**MATERIAL FOR THIS EXERCISE**
========

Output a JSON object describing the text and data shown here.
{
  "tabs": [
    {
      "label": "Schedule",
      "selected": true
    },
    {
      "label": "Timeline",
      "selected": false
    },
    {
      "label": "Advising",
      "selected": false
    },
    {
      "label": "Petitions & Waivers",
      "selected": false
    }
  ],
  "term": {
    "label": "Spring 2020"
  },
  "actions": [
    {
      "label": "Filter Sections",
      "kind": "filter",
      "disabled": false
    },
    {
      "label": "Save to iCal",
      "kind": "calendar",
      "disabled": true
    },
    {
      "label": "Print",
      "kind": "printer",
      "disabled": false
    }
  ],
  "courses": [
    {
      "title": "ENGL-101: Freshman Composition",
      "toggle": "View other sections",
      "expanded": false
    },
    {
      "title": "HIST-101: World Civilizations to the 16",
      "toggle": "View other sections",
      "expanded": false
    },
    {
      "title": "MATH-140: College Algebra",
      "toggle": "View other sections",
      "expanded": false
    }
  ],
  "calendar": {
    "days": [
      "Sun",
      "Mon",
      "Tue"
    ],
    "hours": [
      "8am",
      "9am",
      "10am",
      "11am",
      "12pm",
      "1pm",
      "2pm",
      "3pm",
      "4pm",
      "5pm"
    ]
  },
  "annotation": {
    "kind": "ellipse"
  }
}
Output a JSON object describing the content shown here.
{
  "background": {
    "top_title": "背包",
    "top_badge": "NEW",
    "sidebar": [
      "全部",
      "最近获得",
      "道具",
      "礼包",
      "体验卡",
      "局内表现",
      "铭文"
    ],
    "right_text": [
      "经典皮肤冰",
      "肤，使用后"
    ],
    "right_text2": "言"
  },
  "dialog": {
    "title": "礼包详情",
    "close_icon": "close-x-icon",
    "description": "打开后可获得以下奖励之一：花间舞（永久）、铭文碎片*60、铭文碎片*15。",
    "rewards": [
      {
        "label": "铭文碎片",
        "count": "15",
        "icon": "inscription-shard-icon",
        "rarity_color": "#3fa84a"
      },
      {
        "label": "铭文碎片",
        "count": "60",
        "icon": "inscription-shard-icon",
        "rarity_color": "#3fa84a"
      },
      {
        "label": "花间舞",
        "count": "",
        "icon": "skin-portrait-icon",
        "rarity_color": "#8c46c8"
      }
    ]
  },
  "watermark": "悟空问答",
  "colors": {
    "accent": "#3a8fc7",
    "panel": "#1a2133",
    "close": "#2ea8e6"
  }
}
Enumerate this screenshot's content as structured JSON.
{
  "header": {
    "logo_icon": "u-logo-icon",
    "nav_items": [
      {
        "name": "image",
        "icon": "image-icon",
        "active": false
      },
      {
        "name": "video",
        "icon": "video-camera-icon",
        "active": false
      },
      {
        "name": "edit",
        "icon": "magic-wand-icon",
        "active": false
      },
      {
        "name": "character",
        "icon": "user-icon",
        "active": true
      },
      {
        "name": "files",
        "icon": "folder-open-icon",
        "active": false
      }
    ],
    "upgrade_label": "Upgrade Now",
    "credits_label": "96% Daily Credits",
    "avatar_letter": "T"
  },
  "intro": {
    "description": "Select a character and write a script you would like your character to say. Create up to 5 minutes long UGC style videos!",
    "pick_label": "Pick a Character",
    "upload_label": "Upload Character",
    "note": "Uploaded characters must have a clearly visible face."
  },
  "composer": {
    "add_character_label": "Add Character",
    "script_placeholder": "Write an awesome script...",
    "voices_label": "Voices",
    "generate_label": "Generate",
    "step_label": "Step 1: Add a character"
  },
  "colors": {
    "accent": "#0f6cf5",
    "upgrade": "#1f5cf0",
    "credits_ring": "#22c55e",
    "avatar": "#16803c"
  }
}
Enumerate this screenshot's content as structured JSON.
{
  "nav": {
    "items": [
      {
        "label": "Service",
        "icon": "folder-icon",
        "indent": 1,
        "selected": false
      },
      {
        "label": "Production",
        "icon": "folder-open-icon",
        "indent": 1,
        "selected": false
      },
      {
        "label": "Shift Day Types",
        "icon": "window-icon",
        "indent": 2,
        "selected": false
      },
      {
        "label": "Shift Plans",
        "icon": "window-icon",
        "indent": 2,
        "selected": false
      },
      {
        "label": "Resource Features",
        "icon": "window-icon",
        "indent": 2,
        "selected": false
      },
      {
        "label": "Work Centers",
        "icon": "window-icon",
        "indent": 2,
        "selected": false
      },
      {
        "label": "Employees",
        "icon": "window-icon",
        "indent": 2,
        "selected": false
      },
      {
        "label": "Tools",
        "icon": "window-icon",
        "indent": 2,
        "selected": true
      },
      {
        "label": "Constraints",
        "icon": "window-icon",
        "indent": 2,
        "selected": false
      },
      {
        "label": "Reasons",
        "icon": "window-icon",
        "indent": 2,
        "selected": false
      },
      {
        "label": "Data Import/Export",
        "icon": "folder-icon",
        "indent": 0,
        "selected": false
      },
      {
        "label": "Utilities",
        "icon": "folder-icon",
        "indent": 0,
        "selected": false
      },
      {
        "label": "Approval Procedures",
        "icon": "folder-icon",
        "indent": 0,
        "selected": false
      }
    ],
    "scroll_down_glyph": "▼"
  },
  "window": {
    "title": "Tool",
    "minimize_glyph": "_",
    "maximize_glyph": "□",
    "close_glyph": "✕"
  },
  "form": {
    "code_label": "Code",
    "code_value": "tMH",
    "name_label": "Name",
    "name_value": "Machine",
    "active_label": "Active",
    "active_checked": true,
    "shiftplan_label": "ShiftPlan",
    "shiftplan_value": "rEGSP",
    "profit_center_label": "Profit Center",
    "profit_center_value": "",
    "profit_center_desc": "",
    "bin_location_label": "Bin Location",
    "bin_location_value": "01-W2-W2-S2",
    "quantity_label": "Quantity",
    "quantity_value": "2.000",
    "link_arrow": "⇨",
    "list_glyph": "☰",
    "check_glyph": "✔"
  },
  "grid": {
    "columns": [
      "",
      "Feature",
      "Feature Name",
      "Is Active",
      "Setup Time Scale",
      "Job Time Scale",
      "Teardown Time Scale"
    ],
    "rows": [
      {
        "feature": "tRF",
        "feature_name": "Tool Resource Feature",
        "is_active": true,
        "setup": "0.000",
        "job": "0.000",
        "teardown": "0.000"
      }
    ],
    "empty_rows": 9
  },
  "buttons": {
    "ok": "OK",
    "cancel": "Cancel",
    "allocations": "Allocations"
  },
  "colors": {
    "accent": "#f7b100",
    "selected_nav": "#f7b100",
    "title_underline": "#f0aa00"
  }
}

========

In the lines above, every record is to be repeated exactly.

Output a JSON object describing the text and data shown here.
{
  "tabs": [
    {
      "label": "Schedule",
      "selected": true
    },
    {
      "label": "Timeline",
      "selected": false
    },
    {
      "label": "Advising",
      "selected": false
    },
    {
      "label": "Petitions & Waivers",
      "selected": false
    }
  ],
  "term": {
    "label": "Spring 2020"
  },
  "actions": [
    {
      "label": "Filter Sections",
      "kind": "filter",
      "disabled": false
    },
    {
      "label": "Save to iCal",
      "kind": "calendar",
      "disabled": true
    },
    {
      "label": "Print",
      "kind": "printer",
      "disabled": false
    }
  ],
  "courses": [
    {
      "title": "ENGL-101: Freshman Composition",
      "toggle": "View other sections",
      "expanded": false
    },
    {
      "title": "HIST-101: World Civilizations to the 16",
      "toggle": "View other sections",
      "expanded": false
    },
    {
      "title": "MATH-140: College Algebra",
      "toggle": "View other sections",
      "expanded": false
    }
  ],
  "calendar": {
    "days": [
      "Sun",
      "Mon",
      "Tue"
    ],
    "hours": [
      "8am",
      "9am",
      "10am",
      "11am",
      "12pm",
      "1pm",
      "2pm",
      "3pm",
      "4pm",
      "5pm"
    ]
  },
  "annotation": {
    "kind": "ellipse"
  }
}
Output a JSON object describing the content shown here.
{
  "background": {
    "top_title": "背包",
    "top_badge": "NEW",
    "sidebar": [
      "全部",
      "最近获得",
      "道具",
      "礼包",
      "体验卡",
      "局内表现",
      "铭文"
    ],
    "right_text": [
      "经典皮肤冰",
      "肤，使用后"
    ],
    "right_text2": "言"
  },
  "dialog": {
    "title": "礼包详情",
    "close_icon": "close-x-icon",
    "description": "打开后可获得以下奖励之一：花间舞（永久）、铭文碎片*60、铭文碎片*15。",
    "rewards": [
      {
        "label": "铭文碎片",
        "count": "15",
        "icon": "inscription-shard-icon",
        "rarity_color": "#3fa84a"
      },
      {
        "label": "铭文碎片",
        "count": "60",
        "icon": "inscription-shard-icon",
        "rarity_color": "#3fa84a"
      },
      {
        "label": "花间舞",
        "count": "",
        "icon": "skin-portrait-icon",
        "rarity_color": "#8c46c8"
      }
    ]
  },
  "watermark": "悟空问答",
  "colors": {
    "accent": "#3a8fc7",
    "panel": "#1a2133",
    "close": "#2ea8e6"
  }
}
Enumerate this screenshot's content as structured JSON.
{
  "header": {
    "logo_icon": "u-logo-icon",
    "nav_items": [
      {
        "name": "image",
        "icon": "image-icon",
        "active": false
      },
      {
        "name": "video",
        "icon": "video-camera-icon",
        "active": false
      },
      {
        "name": "edit",
        "icon": "magic-wand-icon",
        "active": false
      },
      {
        "name": "character",
        "icon": "user-icon",
        "active": true
      },
      {
        "name": "files",
        "icon": "folder-open-icon",
        "active": false
      }
    ],
    "upgrade_label": "Upgrade Now",
    "credits_label": "96% Daily Credits",
    "avatar_letter": "T"
  },
  "intro": {
    "description": "Select a character and write a script you would like your character to say. Create up to 5 minutes long UGC style videos!",
    "pick_label": "Pick a Character",
    "upload_label": "Upload Character",
    "note": "Uploaded characters must have a clearly visible face."
  },
  "composer": {
    "add_character_label": "Add Character",
    "script_placeholder": "Write an awesome script...",
    "voices_label": "Voices",
    "generate_label": "Generate",
    "step_label": "Step 1: Add a character"
  },
  "colors": {
    "accent": "#0f6cf5",
    "upgrade": "#1f5cf0",
    "credits_ring": "#22c55e",
    "avatar": "#16803c"
  }
}
Enumerate this screenshot's content as structured JSON.
{
  "nav": {
    "items": [
      {
        "label": "Service",
        "icon": "folder-icon",
        "indent": 1,
        "selected": false
      },
      {
        "label": "Production",
        "icon": "folder-open-icon",
        "indent": 1,
        "selected": false
      },
      {
        "label": "Shift Day Types",
        "icon": "window-icon",
        "indent": 2,
        "selected": false
      },
      {
        "label": "Shift Plans",
        "icon": "window-icon",
        "indent": 2,
        "selected": false
      },
      {
        "label": "Resource Features",
        "icon": "window-icon",
        "indent": 2,
        "selected": false
      },
      {
        "label": "Work Centers",
        "icon": "window-icon",
        "indent": 2,
        "selected": false
      },
      {
        "label": "Employees",
        "icon": "window-icon",
        "indent": 2,
        "selected": false
      },
      {
        "label": "Tools",
        "icon": "window-icon",
        "indent": 2,
        "selected": true
      },
      {
        "label": "Constraints",
        "icon": "window-icon",
        "indent": 2,
        "selected": false
      },
      {
        "label": "Reasons",
        "icon": "window-icon",
        "indent": 2,
        "selected": false
      },
      {
        "label": "Data Import/Export",
        "icon": "folder-icon",
        "indent": 0,
        "selected": false
      },
      {
        "label": "Utilities",
        "icon": "folder-icon",
        "indent": 0,
        "selected": false
      },
      {
        "label": "Approval Procedures",
        "icon": "folder-icon",
        "indent": 0,
        "selected": false
      }
    ],
    "scroll_down_glyph": "▼"
  },
  "window": {
    "title": "Tool",
    "minimize_glyph": "_",
    "maximize_glyph": "□",
    "close_glyph": "✕"
  },
  "form": {
    "code_label": "Code",
    "code_value": "tMH",
    "name_label": "Name",
    "name_value": "Machine",
    "active_label": "Active",
    "active_checked": true,
    "shiftplan_label": "ShiftPlan",
    "shiftplan_value": "rEGSP",
    "profit_center_label": "Profit Center",
    "profit_center_value": "",
    "profit_center_desc": "",
    "bin_location_label": "Bin Location",
    "bin_location_value": "01-W2-W2-S2",
    "quantity_label": "Quantity",
    "quantity_value": "2.000",
    "link_arrow": "⇨",
    "list_glyph": "☰",
    "check_glyph": "✔"
  },
  "grid": {
    "columns": [
      "",
      "Feature",
      "Feature Name",
      "Is Active",
      "Setup Time Scale",
      "Job Time Scale",
      "Teardown Time Scale"
    ],
    "rows": [
      {
        "feature": "tRF",
        "feature_name": "Tool Resource Feature",
        "is_active": true,
        "setup": "0.000",
        "job": "0.000",
        "teardown": "0.000"
      }
    ],
    "empty_rows": 9
  },
  "buttons": {
    "ok": "OK",
    "cancel": "Cancel",
    "allocations": "Allocations"
  },
  "colors": {
    "accent": "#f7b100",
    "selected_nav": "#f7b100",
    "title_underline": "#f0aa00"
  }
}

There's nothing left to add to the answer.